Purpose: Nine bladder cancer (BCa) cases were reported among aromatic amine-exposed male workers at a factory manufacturing organic dye/pigment intermediates in Japan. We aimed to evaluate the characteristics of aromatic amine-exposed workers by cross-sectional observation, and the risk of BCa by assessing the standardized incidence ratio (SIR). Methods: In the cross-sectional study, our subjects were: 9 BCa patients, 36 aromatic amine-exposed non-patients, and 79 non-exposed workers from 3 factories. We evaluated the subjects’ medical history, urinalysis, qualitative determination of nuclear matrix protein 22, and urinary cytology.

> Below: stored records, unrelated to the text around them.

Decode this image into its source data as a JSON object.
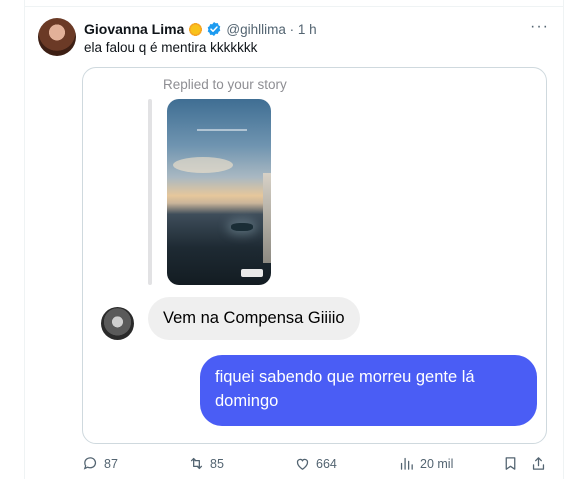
{
  "tweet": {
    "author_name": "Giovanna Lima",
    "handle_time": "@gihllima · 1 h",
    "text": "ela falou q é mentira kkkkkkk",
    "more_label": "···"
  },
  "dm": {
    "replied_label": "Replied to your story",
    "incoming_message": "Vem na Compensa Giiiio",
    "outgoing_message": "fiquei sabendo que morreu gente lá domingo"
  },
  "actions": {
    "replies": "87",
    "retweets": "85",
    "likes": "664",
    "views": "20 mil"
  },
  "colors": {
    "outgoing_bubble": "#4a5df5",
    "incoming_bubble": "#efefef",
    "verified": "#1d9bf0"
  },
  "icons": [
    "sun-emoji-icon",
    "verified-badge-icon",
    "more-icon",
    "reply-icon",
    "retweet-icon",
    "like-icon",
    "views-icon",
    "bookmark-icon",
    "share-icon"
  ]
}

For SIR assessment, 98 aromatic amine-exposed workers from 1 factory were included, and the Japanese general male population was used as a referent population. Since no direct aromatic amine-exposure data were available, we calculated surrogate exposure levels using information on job sites, exposure potency, and duration. Results: Coexistent aromatic amines were ortho-toluidine (OT), aniline, para-toluidine, ortho-anisidine, 2,4-xylidine, and ortho-chloroaniline. The prevalence rates of cystitis and bladder lesion-related symptoms in both BCa patients and aromatic amine-exposed non-patient workers were significantly higher than those of non-exposed workers. Overall, the SIR for BCa in OT-exposed workers was 56.8 (95% CI 27.7–104.3) and apparent dose–response relationships were revealed between the SIR and the surrogate exposure level in the 0–10-year lagged analyses. Overall, SIRs in other aromatic amine-exposed workers were also significantly high but no or unclear dose–response relationships were observed. Conclusions: We conclude that OT may be responsible for the increased risk of BCa. Regular monitoring of bladder lesion-related symptoms is essential for the early identification of BCa.
|Number of pages||13|
|Journal||International Archives of Occupational and Environmental Health|
|Publication status||Published - 2021 Aug|
- Bladder cancer
- Cross-sectional study
ASJC Scopus subject areas
- Public Health, Environmental and Occupational Health